Gravitte also acknowledges her name-changing years: the singers listed for the three-part harmonies on Rodgers and Hart’s delightful “Sing for Your Supper” include Debbie Shapiro, Debbie Shapiro Gravitte and Debbie Gravitte.


Natalie Joy Johnson, best known for her performance in Bare: A Pop Opera, will make her solo cabaret debut Feb. 1 at 7:30 PM at Joe’s Pub. Featuring direction by Ben Rimalower and musical direction by Jonah Speidel, Johnson will perform such songs as “Moondance,” “I’m Your Baby Tonight,” “Ribbons Down My Back,” “I Had Myself a True Love,” “Smooth Criminal” and “The Voice Within” as well as “A Quiet Night at Home,” which was penned by Damon Intrabartolo and Jon Hartmere Jr. About her upcoming show, Johnson recently told me, “I am so excited to be doing my own show and particularly thrilled to be doing it at Joe's Pub. Working with Ben and Jonah is a dream come true — they both totally get me! And, Jonah is simply a musical genius. I can't wait for you to hear the arrangements we've come up with!" Joe’s Pub is located within the Public Theater at 425 Lafayette Avenue. Tickets, priced at $25, are available by calling (212) 239-6200 or by visiting www.joespub.com.

More from Julia Murney about her debut solo recording, “I’m Not Waiting,” which will be released by Sh-K-Boom Records this spring: “It's a real hodge podge of songs — the whole song list isn't set yet, but there will be something cut from Wild Party as well as a song that Andrew Lippa wrote for me, an original song by Tom Kitt, and then a random assortment ranging from Reba McEntire and John Lennon to Annie Lennox and U2. We actually [just] finished doing all the vocal stuff . . . and it was really fun — mostly because of everyone who was working with me these past few weeks . . . . I even got some of my crazy talented friends to come in and sing a little back up stuff for me, so it made me very happy.” Among those who will be heard singing back-up are former Lennon co-stars Mandy Gonzalez, Marcy Harriell, Julie Danao-Salkin and Michael Potts as well as Murney's former Ragtime castmates Michael James Scott and Montego Glover. Song titles include “When I First Met Him,” the cut Wild Party tune; Tom Kitt’s “Perfect”; and Joni Mitchell’s “A Case of You.” “I’m Not Waiting” is being produced by Andrew Lippa. Joel Moss is the disc’s engineer with assistance by Jan Folkson. Tom Kitt and Stephen Oremus are the music directors.

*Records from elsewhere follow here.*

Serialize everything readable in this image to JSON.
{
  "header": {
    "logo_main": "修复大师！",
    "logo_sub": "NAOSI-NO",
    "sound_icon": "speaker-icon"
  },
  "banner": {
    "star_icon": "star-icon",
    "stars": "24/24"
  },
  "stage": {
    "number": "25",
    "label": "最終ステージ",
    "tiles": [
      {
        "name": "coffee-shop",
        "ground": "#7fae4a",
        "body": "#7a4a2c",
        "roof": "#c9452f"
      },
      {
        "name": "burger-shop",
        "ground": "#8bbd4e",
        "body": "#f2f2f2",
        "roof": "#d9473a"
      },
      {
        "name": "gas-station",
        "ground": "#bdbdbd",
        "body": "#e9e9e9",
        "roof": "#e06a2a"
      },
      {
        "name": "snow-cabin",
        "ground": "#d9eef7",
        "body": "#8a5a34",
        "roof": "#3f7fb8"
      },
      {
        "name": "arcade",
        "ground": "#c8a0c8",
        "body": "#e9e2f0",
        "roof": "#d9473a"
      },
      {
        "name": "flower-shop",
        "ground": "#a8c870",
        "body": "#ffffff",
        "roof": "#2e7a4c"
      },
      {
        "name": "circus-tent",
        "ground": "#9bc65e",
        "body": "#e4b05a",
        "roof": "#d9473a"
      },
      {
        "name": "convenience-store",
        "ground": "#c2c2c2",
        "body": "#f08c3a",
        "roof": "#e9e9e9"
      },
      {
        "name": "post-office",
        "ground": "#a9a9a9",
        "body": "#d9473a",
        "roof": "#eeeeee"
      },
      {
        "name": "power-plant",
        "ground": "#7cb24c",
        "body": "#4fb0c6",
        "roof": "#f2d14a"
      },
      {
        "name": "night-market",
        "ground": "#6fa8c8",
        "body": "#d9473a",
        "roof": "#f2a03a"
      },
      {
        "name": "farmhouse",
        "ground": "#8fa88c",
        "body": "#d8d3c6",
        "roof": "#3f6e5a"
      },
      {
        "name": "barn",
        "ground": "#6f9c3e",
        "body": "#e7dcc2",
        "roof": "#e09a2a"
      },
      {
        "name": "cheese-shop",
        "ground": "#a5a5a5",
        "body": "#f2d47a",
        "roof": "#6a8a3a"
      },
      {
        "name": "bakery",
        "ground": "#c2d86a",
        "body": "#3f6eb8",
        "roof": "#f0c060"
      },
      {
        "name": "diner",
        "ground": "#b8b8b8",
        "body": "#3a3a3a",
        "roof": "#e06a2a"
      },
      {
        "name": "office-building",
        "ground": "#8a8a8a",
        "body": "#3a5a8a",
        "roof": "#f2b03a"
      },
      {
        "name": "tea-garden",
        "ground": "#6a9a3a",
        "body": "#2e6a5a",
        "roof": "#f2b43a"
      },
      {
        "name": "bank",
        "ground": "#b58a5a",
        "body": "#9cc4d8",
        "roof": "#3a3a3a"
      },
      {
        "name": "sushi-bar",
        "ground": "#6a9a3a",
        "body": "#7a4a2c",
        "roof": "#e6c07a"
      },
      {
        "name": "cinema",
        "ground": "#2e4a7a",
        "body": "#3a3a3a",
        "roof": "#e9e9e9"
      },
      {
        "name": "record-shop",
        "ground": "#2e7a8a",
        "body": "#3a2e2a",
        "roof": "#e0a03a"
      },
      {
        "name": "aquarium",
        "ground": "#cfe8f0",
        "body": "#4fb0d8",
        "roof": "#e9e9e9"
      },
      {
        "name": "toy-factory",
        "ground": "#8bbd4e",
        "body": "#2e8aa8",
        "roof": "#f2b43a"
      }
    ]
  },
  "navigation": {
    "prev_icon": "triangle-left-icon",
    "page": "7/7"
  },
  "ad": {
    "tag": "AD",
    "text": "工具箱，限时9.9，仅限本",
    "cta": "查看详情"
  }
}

The 22nd Annual Southland Theatre Artists Goodwill Event (S.T.A.G.E.), which benefits AIDS Project Los Angeles, will salute the works of Betty Comden and the late Adolph Green. Entitled Do Re Mi — Comden & Green’s Broadway, the March 10-12 concerts will be held at Cal State University Los Angeles’ Luckman Fine Arts Complex. David Galligan will direct with musical direction and arrangements by Gerald Sternbach. Show times are March 10 and 11 at 8 PM and March 12 at 3 PM. Those currently scheduled to take part in the annual event include Tony Award winner Tonya Pinkins, veteran stage and screen legend Betty Garrett, recent Hairspray star Bruce Vilanch and cabaret favorites Wesla Whitfield and Karen Mason as well as Neile Adams, Adam Lambert, Ian Abercrombie, Clay Adkins, Paul Ainsley, Jamie Anderson, Mary Jo Catlett, Carole Cook, Cristalee, Nancy Dussault, Bill Hutton, Lorenzo Lamas, Rod McKuen, Linda Michele, Ann Morrison, Christine Pedi, Valarie Pettiford, Joan Ryan, Mark W. Smith, Sally Struthers, Ruth Williamson and JoAnne Worley. For ticket information call (323) 656-9069 or visit www.stagela.com.

Well, that's all for now. Happy diva-watching! E-mail questions or comments to agans@playbill.com.

Today’s Most Popular News: